haberdashers agree: the best solid and printed silks come from the home of British silk making, Macclesfield. In the
handful of surviving mills, heavy silk is still screen-printed by hand to produce crisp designs. The classics are
small repeating patterns such as florals or crests (called ‘neats’ in the trade) and repeating stripes (whose
history lies in old English clubs, regiments, and school colours). These designs have been used by English makers
for generations, and for the same reason are prized by American anglophiles like Ralph Lauren, French purveyors of
le style anglais, Japanese ivy enthusiasts and Neapolitan craftsmen such as Marinella and Cappelli.
The classic woven silk—grenadine—hails from Lombardy, where it’s still made on traditional looms. Grenadines come in
a range of weaves, from the denseGarza Piccolo (literally, ‘small gauze’) all the way up to the airy
Garza Grossa (‘large gauze’). From a distance, grenadines have a matte appearance. Up-close they are a fine
mesh of tiny knots. Sean Conney’s James Bond popularized the navy grenadine in Britain, and it remains an
unimpeachable choice for any formal occasion, but don’t overlook grenadines with stripes or hand-embroidered
For more informal occasions, texture is key. One summery option is shantung, made from unboiled (‘raw’) silk. It has
a rough, slubby surface that’s closer to linen, but without the tendency to crumple within minutes. In winter, ties
follow the lead of tailoring: look to brushed wool flannel and thick cashmere.
The king of casual ties is the silk knit. Made famous by Miles Davis, the knit is the perfect choice for any
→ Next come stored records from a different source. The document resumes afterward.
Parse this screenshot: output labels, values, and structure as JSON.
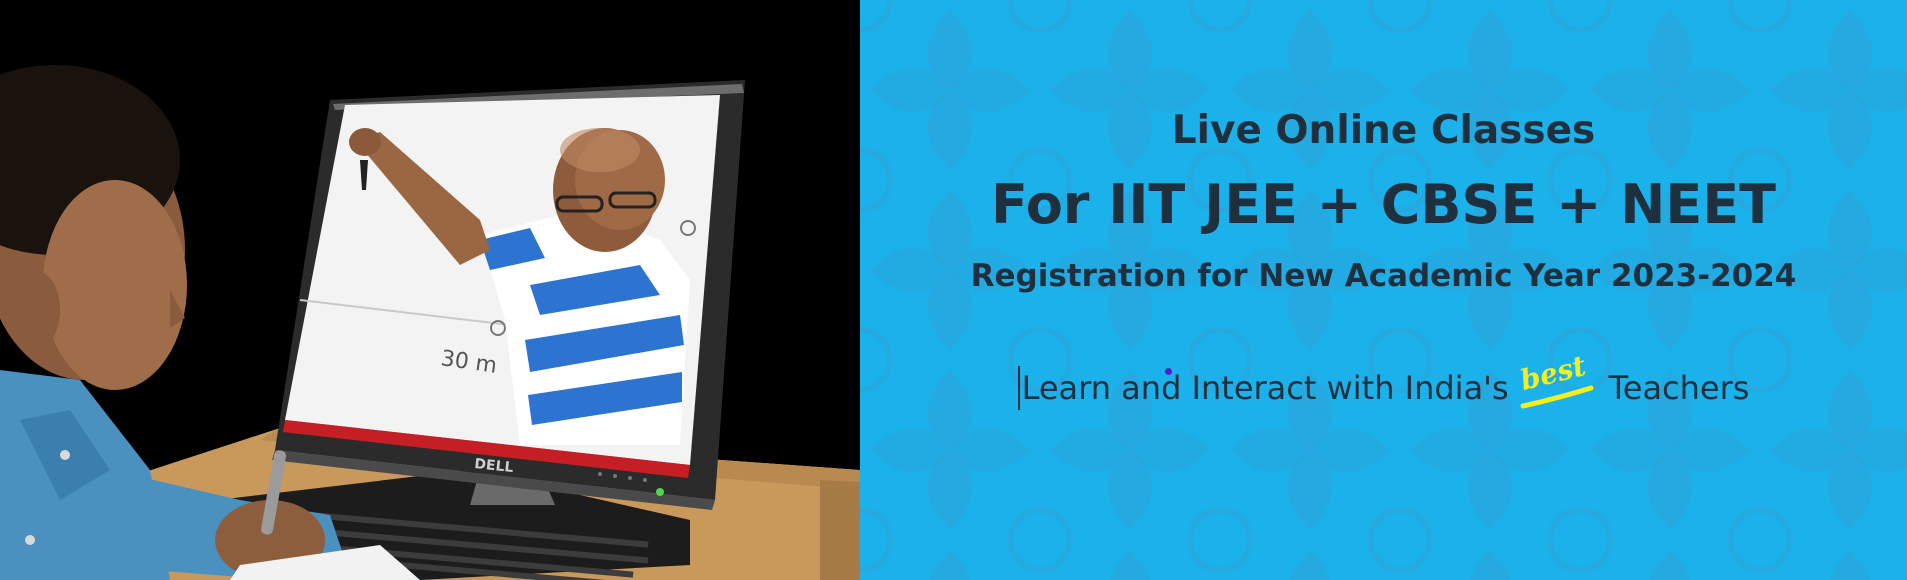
{
  "banner": {
    "headline": "Live Online Classes",
    "courses": "For IIT JEE + CBSE + NEET",
    "registration": "Registration for New Academic Year 2023-2024",
    "tagline_start": "Learn and Interact with India's",
    "tagline_badge": "best",
    "tagline_end": "Teachers",
    "monitor_brand": "DELL",
    "whiteboard_text": "30 m"
  },
  "colors": {
    "background_blue": "#1bb1ea",
    "text_dark": "#1e2f3d",
    "badge_yellow": "#f4ee1f",
    "photo_background": "#000000"
  },
  "icons": {
    "badge": "best-badge-icon"
  }
}
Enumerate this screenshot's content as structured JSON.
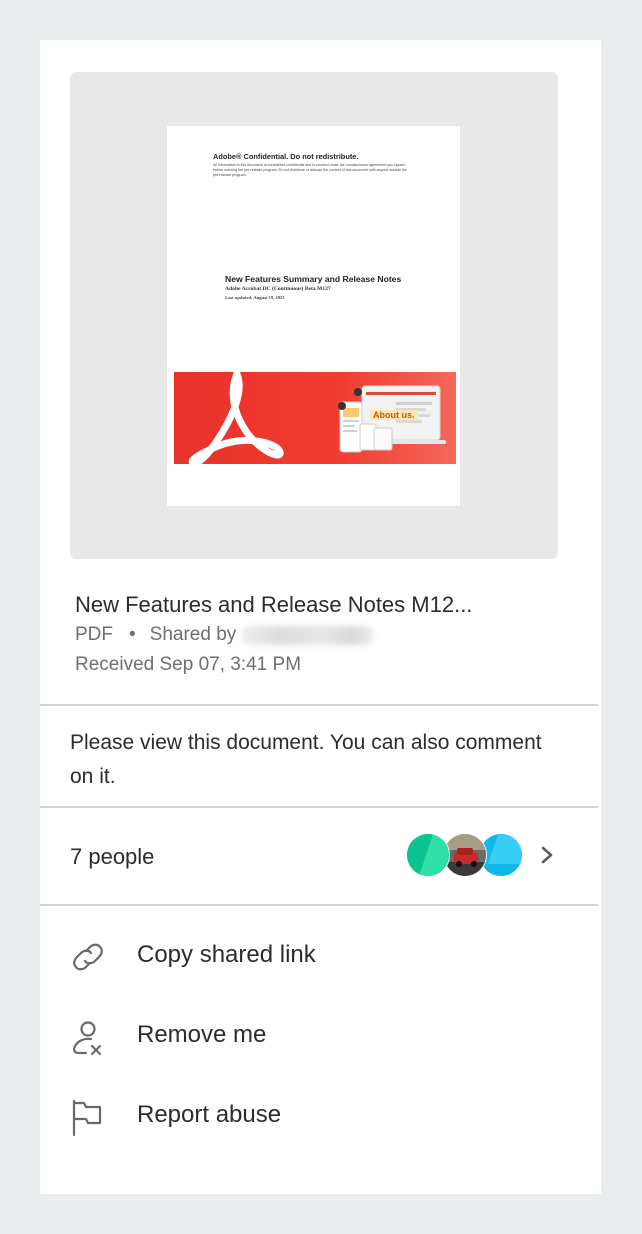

ties-optional situation. Italian makers have successfully experimented with soft cotton and wool knits, diagonal or
striped knot patterns, but the absolute classic remains the crunchy silk model with a square end, offered from
Rubinacci to the Row. Navy and black go with everything, but also try olive, burgundy, and gold with odd jackets and
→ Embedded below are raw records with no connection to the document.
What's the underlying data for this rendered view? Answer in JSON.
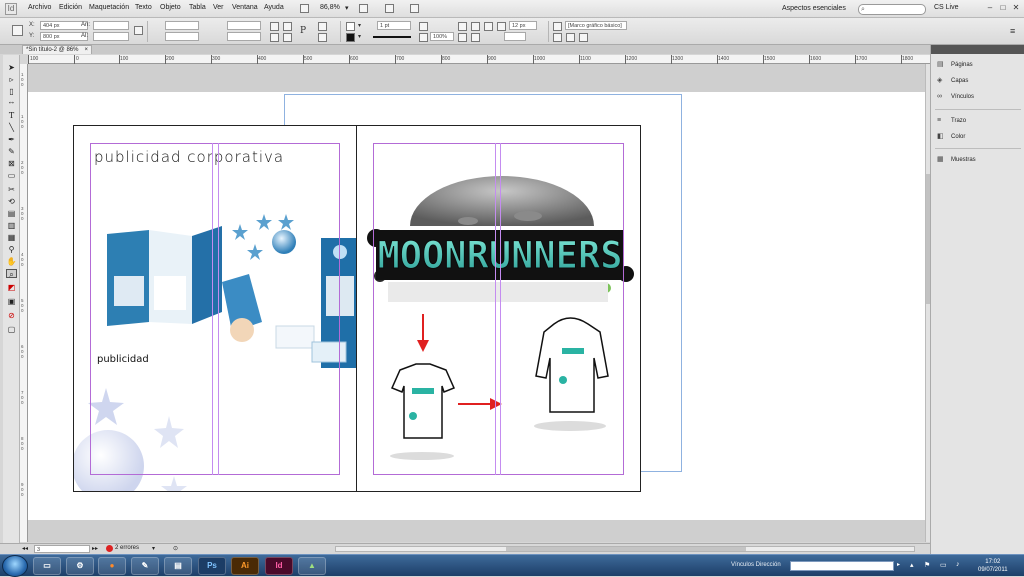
{
  "menubar": {
    "items": [
      "Archivo",
      "Edición",
      "Maquetación",
      "Texto",
      "Objeto",
      "Tabla",
      "Ver",
      "Ventana",
      "Ayuda"
    ],
    "zoom": "86,8%",
    "workspace": "Aspectos esenciales",
    "cs_live": "CS Live",
    "window_controls": [
      "–",
      "□",
      "✕"
    ]
  },
  "controlbar": {
    "x_label": "X:",
    "x_value": "404 px",
    "y_label": "Y:",
    "y_value": "800 px",
    "w_label": "An:",
    "h_label": "Al:",
    "stroke_weight": "1 pt",
    "opacity": "100%",
    "size_value": "12 px",
    "frame_style": "[Marco gráfico básico]"
  },
  "document": {
    "tab_title": "*Sin título-2 @ 86%"
  },
  "ruler": {
    "labels": [
      "100",
      "0",
      "100",
      "200",
      "300",
      "400",
      "500",
      "600",
      "700",
      "800",
      "900",
      "1000",
      "1100",
      "1200",
      "1300",
      "1400",
      "1500",
      "1600",
      "1700",
      "1800"
    ],
    "left_labels": [
      "1",
      "0",
      "0",
      "1",
      "0",
      "0",
      "2",
      "0",
      "0",
      "3",
      "0",
      "0",
      "4",
      "0",
      "0",
      "5",
      "0",
      "0",
      "6",
      "0",
      "0",
      "7",
      "0",
      "0",
      "8",
      "0",
      "0",
      "9",
      "0",
      "0"
    ]
  },
  "page_left": {
    "title": "publicidad corporativa",
    "subtitle": "publicidad"
  },
  "page_right": {
    "logo_text": "MOONRUNNERS"
  },
  "panels": {
    "items": [
      {
        "label": "Páginas",
        "icon": "pages-icon"
      },
      {
        "label": "Capas",
        "icon": "layers-icon"
      },
      {
        "label": "Vínculos",
        "icon": "links-icon"
      },
      {
        "label": "Trazo",
        "icon": "stroke-icon"
      },
      {
        "label": "Color",
        "icon": "color-icon"
      },
      {
        "label": "Muestras",
        "icon": "swatches-icon"
      }
    ]
  },
  "statusbar": {
    "page_value": "3",
    "errors": "2 errores"
  },
  "taskbar": {
    "apps": [
      "Ps",
      "Ai",
      "Id"
    ],
    "address_label": "Vínculos   Dirección",
    "clock_time": "17:02",
    "clock_date": "09/07/2011"
  },
  "colors": {
    "accent_purple": "#b36bd6",
    "logo_teal": "#2ab3a3",
    "arrow_red": "#e02020"
  }
}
Glossy or matte, decorative or plain, sober or bright? These are questions of personal expression, character, dare I
say soul. So is your choice of knot. You can go for even or uneven, large or small. Half- and Full-Windsor are the
classic symmetrical knots. The single- and double Four-in-Hand are asymmetrical equivalents. Double knots provide
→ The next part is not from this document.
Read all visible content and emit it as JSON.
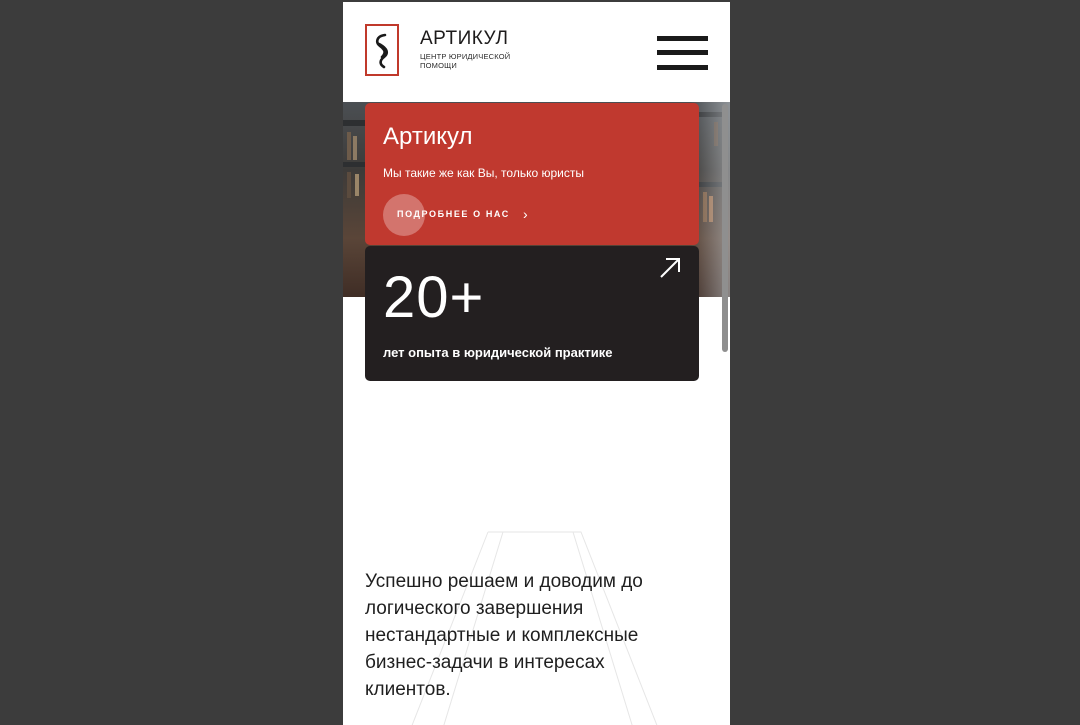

more size, and tend to suit wider collars, but they also make longer ties wearable for shorter men.
Beyond these serious, even theological questions of style, we can all agree on a few things: neats work brilliantly
with suits (as you’ll see any weekday in Rome). Repeating stripes are natural partners to tweed jackets and blazers.
Strong colours are best in rich textures, while glossier silks deserve more reserved tones. A good navy tie and blue
shirt can ground the loudest Neapolitan jacket, while a gold grenadine or pink cashmere can bring life to the most
reserved English suit. As in tailoring, England and Italy dominate, but some of the best innovators, like Kenji
Kaga, are Japanese. When travelling, a navy grenadine and a chocolate silk knit will take you anywhere.
Finally, if you long for an open collar in the summer but miss the lure of silk, consider the cravat: a wider,
unstructured ancestor to the modern tie. Prized by men of serious presence from Oscar Wilde to Edward Fox in The
Day of the Jackal, it’s an intrinsically casual choice that flirts with excess. British shirtmaker Budd makes a
classic cravat in bright silk; or for a subtler alternative, look to Anderson and Sheppard’s tonal
Neckwear is one of those rare spaces in the classic male wardrobe for unfettered expression. It’s also a chance to
experiment a bit: if you’re a sober character, allow yourself a tie that catches some eyes—a vivid cashmere number,
or luminous yet dusty ancient madder. If you’re a habitual modernist, try neckwear made from a heritage cloth like
Shetland tweed or Irish poplin. And whenever you want instant gravitas, it’s hard to go wrong with a grey suit,
white shirt, and seven folds of solid navy. How do you decide what’s best? You’ll know it as you tie the knot.